    I have witnessed the farce of a commissioned study from a first person perspective, and I am sure that there are many others out there that have had the same experience. That commissioned studies continue to play an important role in generating content for the IT press, and thus in influencing IT managers, is detrimental to the entire IT industry.
  23. Is Microsoft Really Less Expensive Than Linux?:
    http://comment.cio.com/soundoff/091103.html
  24. TSS rocks[ Go to top ]

    Considering how much mud slinging about the Pet Store/Pet Shop benchmark was going on here last year, it is really nice to see that The Server Side has a sense of humor about itself. Well done, guys.

    -Frank Cohen
    http://www.pushtotest.com/ptt
    TestNetwork 1.1 now shipping
  25. MS IIS declining[ Go to top ]

    http://www.netcraft.com/survey/Reports/200308/graphs.html


    Apache still grows, and IIS declines steadily. All this noise is pure concentrated FUD.
  26. Complex visual studio.net[ Go to top ]

    Hi
    Iam a tools evaluator and i worked for a client on(c#) and a server side
    Java(axis)..
     Some of my findings
       1.c# is only a little faster compared to java in client side
       2.c# is growing complex
       3.jBuilder /Jdeveloper have the same wizard functionalities as VS.NET
       4. VS.NET can't match Intellij Idea in any of the aspects
       5.jre size is almost 10 mb less than .net 1.1 release
    -Gk.Sezhian
  27. MS IIS declining[ Go to top ]

    Jamine,

    + 1!

    .V
  28. Antother study points out that it is very expensive to take the bus.
    A private limousine is a lot cheaper.

    Limousine : 120 $

    Bus : 3$

    But you have to include all the aside expenses :

    Bus :
  29. Another study points out that it is very expensive to take the bus.
    A private limousine is a lot cheaper.

    Limousine : 120 $

    Bus : 3$

    But you have to include all the aside expenses :

    Bus :
    - cup of champagne and "petit four" delivered in the bus (special delivery) : 85 $
    - massage (to eliminate the back pains due to the relative inconfort) : 50 $
    - psychologist : 105 $ (to overcome the stress due to the crowdy bus).

    Limousine :
    - cup of champagne : included
    - massage : not needed f(the limousine is very confortable)
    - psychologist : not needed (the limousine is far from being crowdy).

    Results :
    - limousine : 120$
    - bus : 243$

    This very scientific demonstrates that the bus twice expensive than the limousine.

    If your boss is convinced by the forrester results, please require a limousine to go to work.
  30. Nice one[ Go to top ]

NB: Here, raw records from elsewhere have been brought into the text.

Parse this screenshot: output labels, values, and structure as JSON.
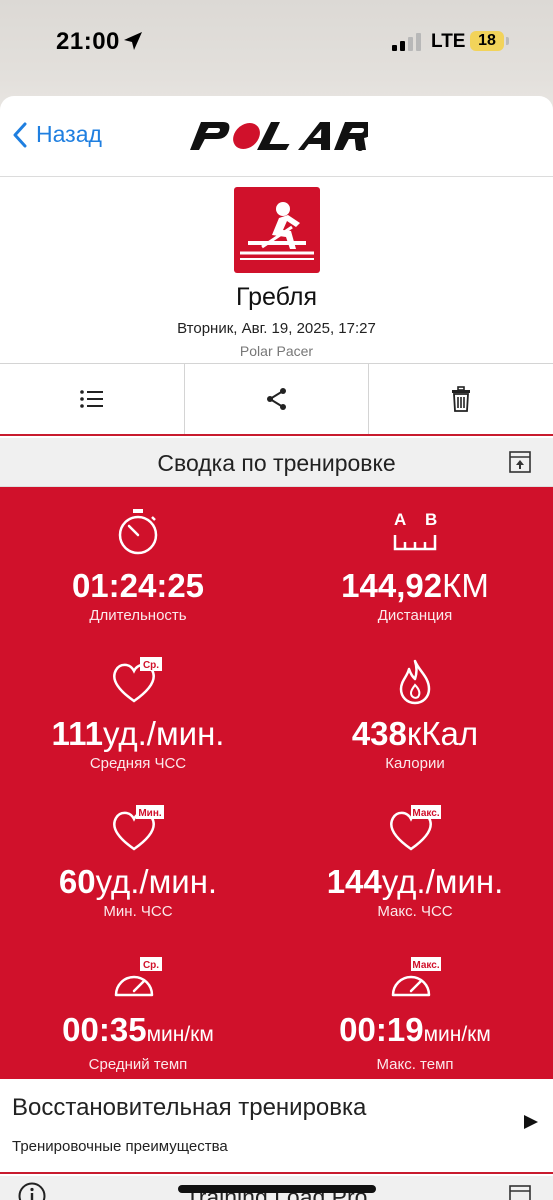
{
  "status_bar": {
    "time": "21:00",
    "network": "LTE",
    "battery": "18"
  },
  "nav": {
    "back_label": "Назад",
    "logo": "POLAR"
  },
  "activity": {
    "sport": "Гребля",
    "datetime": "Вторник, Авг. 19, 2025, 17:27",
    "device": "Polar Pacer"
  },
  "toolbar": {
    "icons": [
      "list-icon",
      "share-icon",
      "trash-icon"
    ]
  },
  "summary": {
    "title": "Сводка по тренировке",
    "stats": [
      {
        "value": "01:24:25",
        "unit": "",
        "label": "Длительность",
        "icon": "stopwatch-icon"
      },
      {
        "value": "144,92",
        "unit": "КМ",
        "label": "Дистанция",
        "icon": "distance-ab-icon",
        "icon_text_a": "A",
        "icon_text_b": "B"
      },
      {
        "value": "111",
        "unit": "уд./мин.",
        "label": "Средняя ЧСС",
        "icon": "heart-avg-icon",
        "badge": "Ср."
      },
      {
        "value": "438",
        "unit": "кКал",
        "label": "Калории",
        "icon": "flame-icon"
      },
      {
        "value": "60",
        "unit": "уд./мин.",
        "label": "Мин. ЧСС",
        "icon": "heart-min-icon",
        "badge": "Мин."
      },
      {
        "value": "144",
        "unit": "уд./мин.",
        "label": "Макс. ЧСС",
        "icon": "heart-max-icon",
        "badge": "Макс."
      },
      {
        "value": "00:35",
        "unit": "мин/км",
        "label": "Средний темп",
        "icon": "pace-avg-icon",
        "badge": "Ср."
      },
      {
        "value": "00:19",
        "unit": "мин/км",
        "label": "Макс. темп",
        "icon": "pace-max-icon",
        "badge": "Макс."
      }
    ]
  },
  "training_benefit": {
    "title": "Восстановительная тренировка",
    "subtitle": "Тренировочные преимущества"
  },
  "next_section": {
    "title": "Training Load Pro"
  },
  "colors": {
    "accent": "#d0112b",
    "link": "#1f7fe0"
  }
}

    So far, this article and the comments were the best items on my read-list today. Thanks, guys :)

    My only worry is companies like Forrester go with such statements in public and officially. Otherwise, this can start a nice amusing discussion among friends.